-- DATA FOR ANALYSIS follows --

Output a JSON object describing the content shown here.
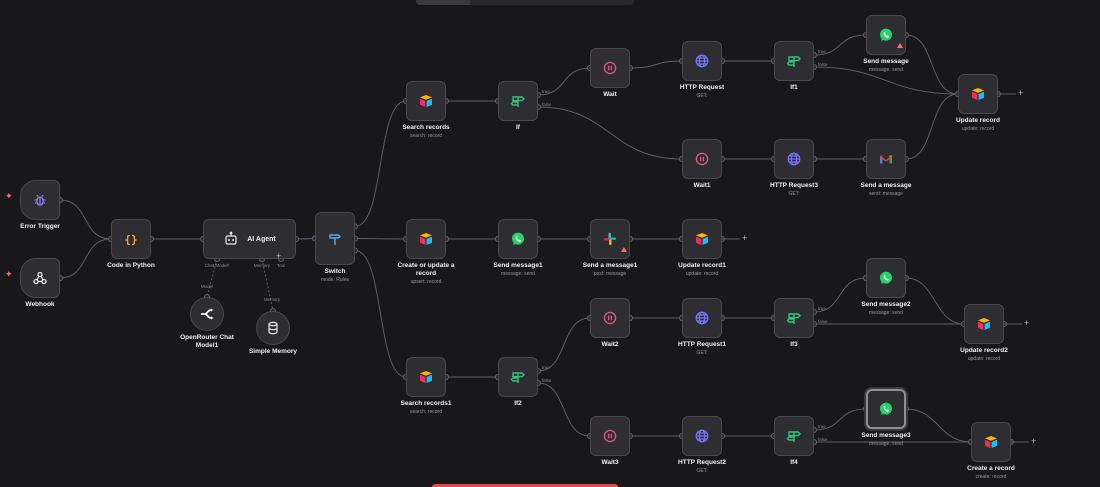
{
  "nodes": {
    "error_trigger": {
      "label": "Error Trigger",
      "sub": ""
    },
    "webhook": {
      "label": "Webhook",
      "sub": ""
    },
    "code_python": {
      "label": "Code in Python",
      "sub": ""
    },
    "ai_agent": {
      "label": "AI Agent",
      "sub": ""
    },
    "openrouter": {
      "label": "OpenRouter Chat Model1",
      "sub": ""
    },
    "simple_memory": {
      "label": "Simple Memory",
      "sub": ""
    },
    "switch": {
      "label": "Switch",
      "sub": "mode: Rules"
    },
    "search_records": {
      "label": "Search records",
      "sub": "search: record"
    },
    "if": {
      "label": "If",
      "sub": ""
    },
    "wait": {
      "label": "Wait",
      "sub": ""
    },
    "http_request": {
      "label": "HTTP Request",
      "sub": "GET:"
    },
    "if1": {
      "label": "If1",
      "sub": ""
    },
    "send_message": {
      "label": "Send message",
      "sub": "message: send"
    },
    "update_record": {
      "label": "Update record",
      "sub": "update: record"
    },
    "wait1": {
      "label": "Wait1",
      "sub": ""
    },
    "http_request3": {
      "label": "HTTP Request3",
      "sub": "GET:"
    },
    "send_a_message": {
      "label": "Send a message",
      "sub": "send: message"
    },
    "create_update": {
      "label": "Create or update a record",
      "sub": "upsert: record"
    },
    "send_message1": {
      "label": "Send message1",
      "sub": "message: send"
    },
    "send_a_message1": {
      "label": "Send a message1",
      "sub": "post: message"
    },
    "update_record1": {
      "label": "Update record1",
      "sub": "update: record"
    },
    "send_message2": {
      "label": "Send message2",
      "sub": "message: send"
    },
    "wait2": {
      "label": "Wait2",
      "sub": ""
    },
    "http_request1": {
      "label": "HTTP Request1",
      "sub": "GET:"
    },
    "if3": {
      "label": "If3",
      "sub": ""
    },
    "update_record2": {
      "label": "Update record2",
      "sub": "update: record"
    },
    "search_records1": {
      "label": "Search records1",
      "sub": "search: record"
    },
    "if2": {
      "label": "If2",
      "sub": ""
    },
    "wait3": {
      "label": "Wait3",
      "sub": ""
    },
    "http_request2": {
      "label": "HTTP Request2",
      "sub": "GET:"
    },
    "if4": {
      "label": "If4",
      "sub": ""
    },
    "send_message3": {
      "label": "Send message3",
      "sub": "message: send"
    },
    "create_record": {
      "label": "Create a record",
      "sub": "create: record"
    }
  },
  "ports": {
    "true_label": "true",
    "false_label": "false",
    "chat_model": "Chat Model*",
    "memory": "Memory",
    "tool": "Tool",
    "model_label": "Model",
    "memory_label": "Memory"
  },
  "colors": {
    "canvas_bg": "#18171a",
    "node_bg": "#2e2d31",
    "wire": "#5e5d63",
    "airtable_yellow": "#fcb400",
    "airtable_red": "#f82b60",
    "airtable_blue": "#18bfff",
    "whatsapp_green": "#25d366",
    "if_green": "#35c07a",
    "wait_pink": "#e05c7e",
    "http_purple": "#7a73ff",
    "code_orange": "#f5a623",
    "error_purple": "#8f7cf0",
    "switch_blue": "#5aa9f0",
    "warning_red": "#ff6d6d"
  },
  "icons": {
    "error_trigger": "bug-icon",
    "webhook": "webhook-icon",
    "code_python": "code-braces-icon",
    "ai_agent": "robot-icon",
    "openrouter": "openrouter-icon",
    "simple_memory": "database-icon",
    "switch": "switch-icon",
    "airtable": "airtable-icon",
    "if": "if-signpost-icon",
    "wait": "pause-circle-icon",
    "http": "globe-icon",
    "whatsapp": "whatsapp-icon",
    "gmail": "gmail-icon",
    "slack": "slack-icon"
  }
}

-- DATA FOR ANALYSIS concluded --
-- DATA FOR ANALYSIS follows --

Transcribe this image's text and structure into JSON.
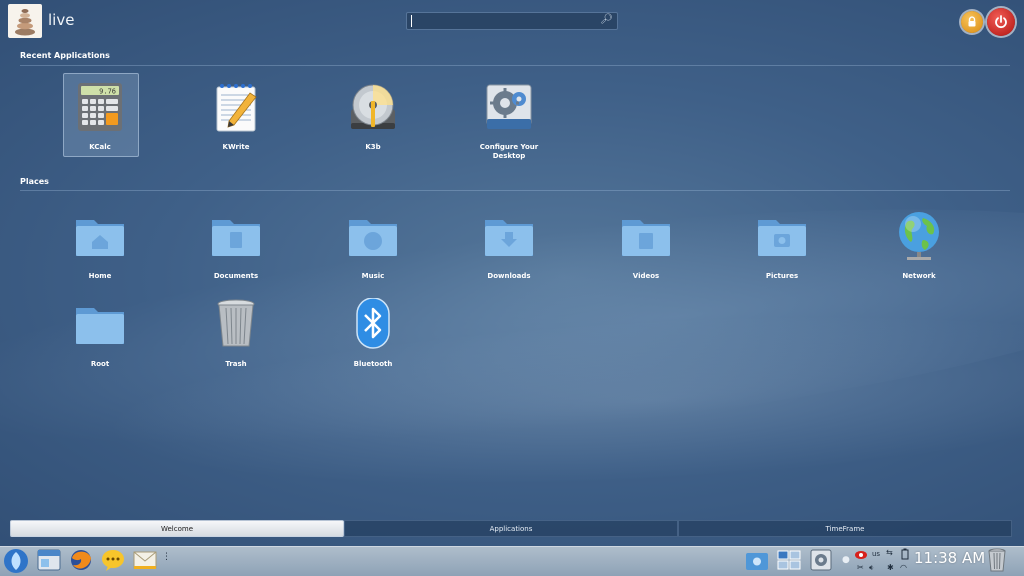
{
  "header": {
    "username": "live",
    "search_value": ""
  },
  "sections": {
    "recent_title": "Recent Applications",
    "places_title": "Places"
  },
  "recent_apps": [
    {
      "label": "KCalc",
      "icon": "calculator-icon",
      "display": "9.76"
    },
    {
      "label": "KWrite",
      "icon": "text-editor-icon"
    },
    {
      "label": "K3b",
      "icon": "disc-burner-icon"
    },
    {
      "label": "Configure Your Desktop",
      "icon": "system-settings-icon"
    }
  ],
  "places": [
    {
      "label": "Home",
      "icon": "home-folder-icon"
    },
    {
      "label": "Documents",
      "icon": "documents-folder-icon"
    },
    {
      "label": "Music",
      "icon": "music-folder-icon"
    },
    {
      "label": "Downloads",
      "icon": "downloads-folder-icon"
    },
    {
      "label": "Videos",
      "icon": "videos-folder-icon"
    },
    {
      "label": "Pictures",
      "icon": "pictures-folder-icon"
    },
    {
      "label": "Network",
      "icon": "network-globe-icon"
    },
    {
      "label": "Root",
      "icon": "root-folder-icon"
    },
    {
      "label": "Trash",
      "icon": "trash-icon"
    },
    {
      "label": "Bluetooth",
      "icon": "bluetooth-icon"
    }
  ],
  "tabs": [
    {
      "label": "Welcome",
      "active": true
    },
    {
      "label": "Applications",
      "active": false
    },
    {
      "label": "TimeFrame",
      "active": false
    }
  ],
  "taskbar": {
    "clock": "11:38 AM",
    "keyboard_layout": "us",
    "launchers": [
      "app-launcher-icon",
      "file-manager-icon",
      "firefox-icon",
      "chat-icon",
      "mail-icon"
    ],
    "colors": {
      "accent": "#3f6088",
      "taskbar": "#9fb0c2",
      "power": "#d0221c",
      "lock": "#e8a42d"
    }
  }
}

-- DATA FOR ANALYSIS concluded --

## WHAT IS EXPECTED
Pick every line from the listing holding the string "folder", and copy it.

## WRITTEN ANSWER
      "icon": "home-folder-icon"
      "icon": "documents-folder-icon"
      "icon": "music-folder-icon"
      "icon": "downloads-folder-icon"
      "icon": "videos-folder-icon"
      "icon": "pictures-folder-icon"
      "icon": "root-folder-icon"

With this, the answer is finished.